On parking, development, and better street design

In my City Talk column last Sunday — Lecture emphasizes versatility, beauty in street design — I talked about the recent lecture at SCAD of Victor Dover, an expert on urbanism and co-author of the recently released Street Design: The Secret to Great Cities and Towns.

I won’t recap that entire column here, but Dover’s ideas — both generally and specifically about Savannah — are well worth consideration.

Dover emphasizes, with overwhelming evidence, that great streets in cities around the world are bustling with a variety of types of transportation. Cars are generally present in that mix, but their speeds are kept within reasonable limits and the design of the street actively encourages pedestrianism, bicycling, and other forms of transportation.

Effective streets often include ample parking, although that was not the emphasis of Dover’s presentation. Parked cars help shield pedestrians from active traffic and also slow drivers down. A critical mass of on-street parking also boosts businesses and allows drivers to access neighborhood commercial districts from a variety of directions at various times of day.

Dover showed a slide of St. Charles Avenue in New Orleans and asked his Savannah audience about the ruts along the streetcar line in the neutral ground. I had the answer of course — the neutral ground is also perfect for joggers. Also, it’s worth noting that the St. Charles Avenue median is wide enough to allow cross traffic to cross the street one lane at a time, eliminating any demand for stoplights along long stretches of the road.
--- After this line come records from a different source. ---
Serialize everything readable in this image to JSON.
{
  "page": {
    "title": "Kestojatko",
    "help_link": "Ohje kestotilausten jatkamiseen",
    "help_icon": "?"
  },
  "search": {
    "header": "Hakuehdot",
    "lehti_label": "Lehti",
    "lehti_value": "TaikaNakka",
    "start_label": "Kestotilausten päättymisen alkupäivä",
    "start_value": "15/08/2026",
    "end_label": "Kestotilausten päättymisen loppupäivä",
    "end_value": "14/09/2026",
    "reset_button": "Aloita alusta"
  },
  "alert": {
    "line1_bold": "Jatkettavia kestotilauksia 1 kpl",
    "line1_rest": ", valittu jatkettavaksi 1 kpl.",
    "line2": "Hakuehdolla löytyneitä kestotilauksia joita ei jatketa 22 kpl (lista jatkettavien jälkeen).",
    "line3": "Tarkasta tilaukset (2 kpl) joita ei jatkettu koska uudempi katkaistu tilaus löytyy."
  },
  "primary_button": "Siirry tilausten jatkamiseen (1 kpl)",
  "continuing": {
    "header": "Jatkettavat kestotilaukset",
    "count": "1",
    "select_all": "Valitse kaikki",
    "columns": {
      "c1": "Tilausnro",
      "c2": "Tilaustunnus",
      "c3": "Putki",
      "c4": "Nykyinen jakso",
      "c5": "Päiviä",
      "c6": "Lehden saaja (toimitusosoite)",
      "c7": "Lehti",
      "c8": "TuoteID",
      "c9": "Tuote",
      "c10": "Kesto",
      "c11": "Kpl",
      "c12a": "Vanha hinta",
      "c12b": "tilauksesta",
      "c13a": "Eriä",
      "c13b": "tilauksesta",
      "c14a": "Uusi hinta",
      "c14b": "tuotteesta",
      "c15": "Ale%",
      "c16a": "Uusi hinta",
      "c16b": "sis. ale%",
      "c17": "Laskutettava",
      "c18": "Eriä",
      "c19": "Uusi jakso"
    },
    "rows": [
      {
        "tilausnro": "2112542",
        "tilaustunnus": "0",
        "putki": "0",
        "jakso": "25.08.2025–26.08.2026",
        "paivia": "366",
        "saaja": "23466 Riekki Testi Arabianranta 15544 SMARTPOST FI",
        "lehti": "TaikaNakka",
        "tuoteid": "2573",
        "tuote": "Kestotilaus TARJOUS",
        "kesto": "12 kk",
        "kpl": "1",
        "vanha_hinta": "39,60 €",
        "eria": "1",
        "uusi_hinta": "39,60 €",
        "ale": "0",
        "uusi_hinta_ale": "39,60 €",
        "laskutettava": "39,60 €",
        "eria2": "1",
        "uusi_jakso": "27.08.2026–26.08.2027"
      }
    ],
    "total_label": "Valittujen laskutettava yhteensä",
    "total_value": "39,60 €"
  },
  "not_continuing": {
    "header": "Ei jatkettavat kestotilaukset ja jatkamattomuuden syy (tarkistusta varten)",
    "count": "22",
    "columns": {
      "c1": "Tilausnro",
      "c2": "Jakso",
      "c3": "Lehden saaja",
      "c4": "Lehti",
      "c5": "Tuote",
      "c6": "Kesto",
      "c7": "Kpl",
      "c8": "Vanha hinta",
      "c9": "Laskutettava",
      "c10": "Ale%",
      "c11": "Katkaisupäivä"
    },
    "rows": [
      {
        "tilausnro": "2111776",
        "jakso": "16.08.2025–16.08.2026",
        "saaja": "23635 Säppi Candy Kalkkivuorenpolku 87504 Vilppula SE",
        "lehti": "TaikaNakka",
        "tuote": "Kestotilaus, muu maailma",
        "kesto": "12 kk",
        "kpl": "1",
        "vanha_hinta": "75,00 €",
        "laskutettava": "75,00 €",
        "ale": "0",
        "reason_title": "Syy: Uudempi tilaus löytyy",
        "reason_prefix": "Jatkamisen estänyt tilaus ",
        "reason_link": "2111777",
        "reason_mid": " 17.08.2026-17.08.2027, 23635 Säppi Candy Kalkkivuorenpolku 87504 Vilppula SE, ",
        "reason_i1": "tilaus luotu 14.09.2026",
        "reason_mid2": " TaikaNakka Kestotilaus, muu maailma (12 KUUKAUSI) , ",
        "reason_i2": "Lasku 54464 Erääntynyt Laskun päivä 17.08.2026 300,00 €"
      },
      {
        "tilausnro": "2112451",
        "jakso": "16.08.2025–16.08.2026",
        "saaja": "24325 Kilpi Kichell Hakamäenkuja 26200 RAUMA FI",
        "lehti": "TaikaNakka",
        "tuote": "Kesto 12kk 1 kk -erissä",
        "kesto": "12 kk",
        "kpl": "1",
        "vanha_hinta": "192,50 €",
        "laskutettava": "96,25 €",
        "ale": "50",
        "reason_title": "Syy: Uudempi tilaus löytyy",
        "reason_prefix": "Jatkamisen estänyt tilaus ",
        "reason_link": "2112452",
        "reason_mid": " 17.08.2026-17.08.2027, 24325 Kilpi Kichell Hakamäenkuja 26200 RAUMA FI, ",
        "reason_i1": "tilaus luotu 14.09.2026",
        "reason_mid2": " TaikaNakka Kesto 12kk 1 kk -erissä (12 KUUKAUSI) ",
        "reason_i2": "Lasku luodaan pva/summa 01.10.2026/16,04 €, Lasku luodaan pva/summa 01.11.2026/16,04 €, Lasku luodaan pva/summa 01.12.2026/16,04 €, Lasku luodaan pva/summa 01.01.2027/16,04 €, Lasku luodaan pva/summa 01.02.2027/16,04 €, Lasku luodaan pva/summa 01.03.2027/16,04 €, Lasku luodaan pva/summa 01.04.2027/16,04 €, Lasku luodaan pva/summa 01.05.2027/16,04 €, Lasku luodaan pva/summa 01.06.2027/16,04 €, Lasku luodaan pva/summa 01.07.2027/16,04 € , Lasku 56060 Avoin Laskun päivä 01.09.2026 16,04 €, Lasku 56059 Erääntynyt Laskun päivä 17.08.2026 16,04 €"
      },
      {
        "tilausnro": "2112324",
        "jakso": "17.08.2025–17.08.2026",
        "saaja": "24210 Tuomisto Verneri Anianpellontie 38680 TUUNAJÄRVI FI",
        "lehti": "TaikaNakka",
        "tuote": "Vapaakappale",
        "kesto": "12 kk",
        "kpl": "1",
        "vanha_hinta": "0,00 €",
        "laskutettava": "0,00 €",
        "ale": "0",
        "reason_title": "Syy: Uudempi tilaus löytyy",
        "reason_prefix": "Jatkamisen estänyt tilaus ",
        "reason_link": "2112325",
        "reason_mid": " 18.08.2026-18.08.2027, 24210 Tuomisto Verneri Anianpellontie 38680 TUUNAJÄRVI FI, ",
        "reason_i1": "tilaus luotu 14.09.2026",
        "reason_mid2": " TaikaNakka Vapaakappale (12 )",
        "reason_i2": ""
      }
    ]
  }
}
Also worth noting: St. Charles Avenue, which now also features a bike lane, has just one lane for cars in each direction. Those lanes handle a lot of cars each day, but they don’t crowd out other uses — and they don’t interfere with the street’s beauty. Here’s a shot I took in 2009 of St. Charles Avenue:


Click here for another post about St. Charles from summer 2013, which included this image:


Dover’s recent talk at the SCAD Museum of Art was also referenced last week in John Bennett’s Connect Savannah column If we win the parking war, we lose the city. I always enjoy and appreciate Bennett’s columns, but I think he hit the ball out of the proverbial park with this one.

From that column:

In Savannah, however, there seems to be something else at work. Millions of people come from all over the world every year to enjoy strolling our streets. Yet some of us just can’t tolerate walking a couple of blocks from our cars to our destinations, even in one of the most beautiful cities in North America.

Should we fine tune the pricing of on-street parking to reflect market rates as Shoup suggests, extend hours of operation at municipal garages and find other ways to maximize the usefulness of our existing parking inventory? Certainly.

However, entertaining unreasonable expectations of suburban-style parking in a historic city is potentially disastrous, as explained by Savannah-based urban designer Kevin Klinkenberg.

“Savannah can, like so many other cities, solve its parking problem by building a lot of convenient, cheap parking,” he said. “And when we are done with that, we will have destroyed the reasons people love Savannah in the first place.”

As I’ve noted over and over and over in my various writings, there are many things we can do to expand the inventory of on-street parking, including lengthening the time on some meters in areas that are often nowhere near capacity.

And let me pick up on one other element of Dover’s talk. He mentioned the possibility of recreating the walkway under the trees down the middle of the Oglethorpe Avenue median. I think it’s a wonderful idea. Just a few weeks ago, I was down that way and pulled out my iPhone and took this photo looking east from Montgomery Street.

Who wouldn’t want to walk on a path between these trees, even with vehicular travel lanes on either side?